What the task asks:
Search term "delete": copy each line of the records that contains it.

Entries from a dataset of interfaces:

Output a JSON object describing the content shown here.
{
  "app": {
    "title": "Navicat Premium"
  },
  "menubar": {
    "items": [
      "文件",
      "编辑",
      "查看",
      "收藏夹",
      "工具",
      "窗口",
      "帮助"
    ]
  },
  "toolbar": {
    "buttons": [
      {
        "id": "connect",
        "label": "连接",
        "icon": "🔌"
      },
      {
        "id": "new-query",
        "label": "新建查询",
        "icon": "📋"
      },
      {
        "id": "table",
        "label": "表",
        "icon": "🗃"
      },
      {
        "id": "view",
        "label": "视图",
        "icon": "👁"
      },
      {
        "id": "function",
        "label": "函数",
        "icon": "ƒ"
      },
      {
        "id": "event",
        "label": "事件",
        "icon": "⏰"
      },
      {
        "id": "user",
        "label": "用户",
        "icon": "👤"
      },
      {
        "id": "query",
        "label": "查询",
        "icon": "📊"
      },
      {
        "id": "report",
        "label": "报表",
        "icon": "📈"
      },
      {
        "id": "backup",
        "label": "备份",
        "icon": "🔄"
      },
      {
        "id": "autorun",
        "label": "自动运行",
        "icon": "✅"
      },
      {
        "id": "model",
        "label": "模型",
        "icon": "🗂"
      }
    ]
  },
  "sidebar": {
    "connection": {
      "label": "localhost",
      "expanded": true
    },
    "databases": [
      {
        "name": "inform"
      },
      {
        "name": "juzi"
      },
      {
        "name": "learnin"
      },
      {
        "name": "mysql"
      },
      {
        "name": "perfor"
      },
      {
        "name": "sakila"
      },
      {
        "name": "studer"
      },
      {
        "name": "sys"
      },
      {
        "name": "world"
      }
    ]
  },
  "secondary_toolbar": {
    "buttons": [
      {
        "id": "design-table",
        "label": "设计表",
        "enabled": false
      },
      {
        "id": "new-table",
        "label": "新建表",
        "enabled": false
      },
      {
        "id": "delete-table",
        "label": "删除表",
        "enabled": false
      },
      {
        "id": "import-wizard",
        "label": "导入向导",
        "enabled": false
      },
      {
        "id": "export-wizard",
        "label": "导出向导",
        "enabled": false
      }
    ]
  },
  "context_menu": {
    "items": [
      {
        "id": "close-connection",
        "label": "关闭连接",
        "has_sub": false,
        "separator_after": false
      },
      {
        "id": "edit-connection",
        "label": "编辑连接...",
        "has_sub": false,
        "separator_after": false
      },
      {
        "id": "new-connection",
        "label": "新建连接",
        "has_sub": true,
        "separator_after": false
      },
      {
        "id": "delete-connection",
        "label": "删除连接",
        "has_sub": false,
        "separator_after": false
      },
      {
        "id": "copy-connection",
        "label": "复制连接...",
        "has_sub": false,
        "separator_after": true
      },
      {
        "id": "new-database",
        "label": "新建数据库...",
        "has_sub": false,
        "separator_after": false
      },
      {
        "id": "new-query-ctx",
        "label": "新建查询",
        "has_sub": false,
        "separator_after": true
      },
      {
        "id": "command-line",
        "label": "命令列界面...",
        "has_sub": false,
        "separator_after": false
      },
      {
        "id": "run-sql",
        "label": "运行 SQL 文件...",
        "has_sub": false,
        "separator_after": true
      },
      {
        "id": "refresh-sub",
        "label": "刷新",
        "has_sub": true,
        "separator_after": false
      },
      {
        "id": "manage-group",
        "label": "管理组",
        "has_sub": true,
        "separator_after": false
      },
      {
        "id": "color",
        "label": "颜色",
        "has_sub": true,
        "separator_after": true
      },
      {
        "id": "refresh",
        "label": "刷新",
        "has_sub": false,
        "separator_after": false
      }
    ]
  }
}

Result of this exercise:
        "id": "delete-table",
        "id": "delete-connection",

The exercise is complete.